*Task to complete*. Copy out the entries below precisely; nothing is to be omitted.

(Stored data Opens)

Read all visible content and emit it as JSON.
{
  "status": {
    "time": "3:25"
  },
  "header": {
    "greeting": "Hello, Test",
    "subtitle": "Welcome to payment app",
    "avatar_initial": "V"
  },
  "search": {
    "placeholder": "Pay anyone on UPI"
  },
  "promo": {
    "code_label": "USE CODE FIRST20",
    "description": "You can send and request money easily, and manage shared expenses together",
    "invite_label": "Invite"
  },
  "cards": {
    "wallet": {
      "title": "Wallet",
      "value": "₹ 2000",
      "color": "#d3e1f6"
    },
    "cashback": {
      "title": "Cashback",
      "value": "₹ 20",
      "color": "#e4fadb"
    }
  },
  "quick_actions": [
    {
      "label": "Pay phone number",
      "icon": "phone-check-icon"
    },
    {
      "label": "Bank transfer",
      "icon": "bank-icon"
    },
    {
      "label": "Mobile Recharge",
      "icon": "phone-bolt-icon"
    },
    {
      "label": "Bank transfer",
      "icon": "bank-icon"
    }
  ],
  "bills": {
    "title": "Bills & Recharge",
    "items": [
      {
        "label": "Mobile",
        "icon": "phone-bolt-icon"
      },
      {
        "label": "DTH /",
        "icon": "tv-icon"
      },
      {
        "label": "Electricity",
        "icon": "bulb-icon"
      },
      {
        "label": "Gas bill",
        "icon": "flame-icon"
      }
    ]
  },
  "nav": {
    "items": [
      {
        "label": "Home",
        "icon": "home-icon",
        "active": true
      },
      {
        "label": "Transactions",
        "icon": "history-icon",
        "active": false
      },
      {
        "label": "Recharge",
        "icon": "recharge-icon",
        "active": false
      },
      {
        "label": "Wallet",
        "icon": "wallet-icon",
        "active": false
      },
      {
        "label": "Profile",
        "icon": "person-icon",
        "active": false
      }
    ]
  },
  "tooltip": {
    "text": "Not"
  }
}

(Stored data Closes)

*Finished task*.
Read all visible content and emit it as JSON.
{
  "status": {
    "time": "3:25"
  },
  "header": {
    "greeting": "Hello, Test",
    "subtitle": "Welcome to payment app",
    "avatar_initial": "V"
  },
  "search": {
    "placeholder": "Pay anyone on UPI"
  },
  "promo": {
    "code_label": "USE CODE FIRST20",
    "description": "You can send and request money easily, and manage shared expenses together",
    "invite_label": "Invite"
  },
  "cards": {
    "wallet": {
      "title": "Wallet",
      "value": "₹ 2000",
      "color": "#d3e1f6"
    },
    "cashback": {
      "title": "Cashback",
      "value": "₹ 20",
      "color": "#e4fadb"
    }
  },
  "quick_actions": [
    {
      "label": "Pay phone number",
      "icon": "phone-check-icon"
    },
    {
      "label": "Bank transfer",
      "icon": "bank-icon"
    },
    {
      "label": "Mobile Recharge",
      "icon": "phone-bolt-icon"
    },
    {
      "label": "Bank transfer",
      "icon": "bank-icon"
    }
  ],
  "bills": {
    "title": "Bills & Recharge",
    "items": [
      {
        "label": "Mobile",
        "icon": "phone-bolt-icon"
      },
      {
        "label": "DTH /",
        "icon": "tv-icon"
      },
      {
        "label": "Electricity",
        "icon": "bulb-icon"
      },
      {
        "label": "Gas bill",
        "icon": "flame-icon"
      }
    ]
  },
  "nav": {
    "items": [
      {
        "label": "Home",
        "icon": "home-icon",
        "active": true
      },
      {
        "label": "Transactions",
        "icon": "history-icon",
        "active": false
      },
      {
        "label": "Recharge",
        "icon": "recharge-icon",
        "active": false
      },
      {
        "label": "Wallet",
        "icon": "wallet-icon",
        "active": false
      },
      {
        "label": "Profile",
        "icon": "person-icon",
        "active": false
      }
    ]
  },
  "tooltip": {
    "text": "Not"
  }
}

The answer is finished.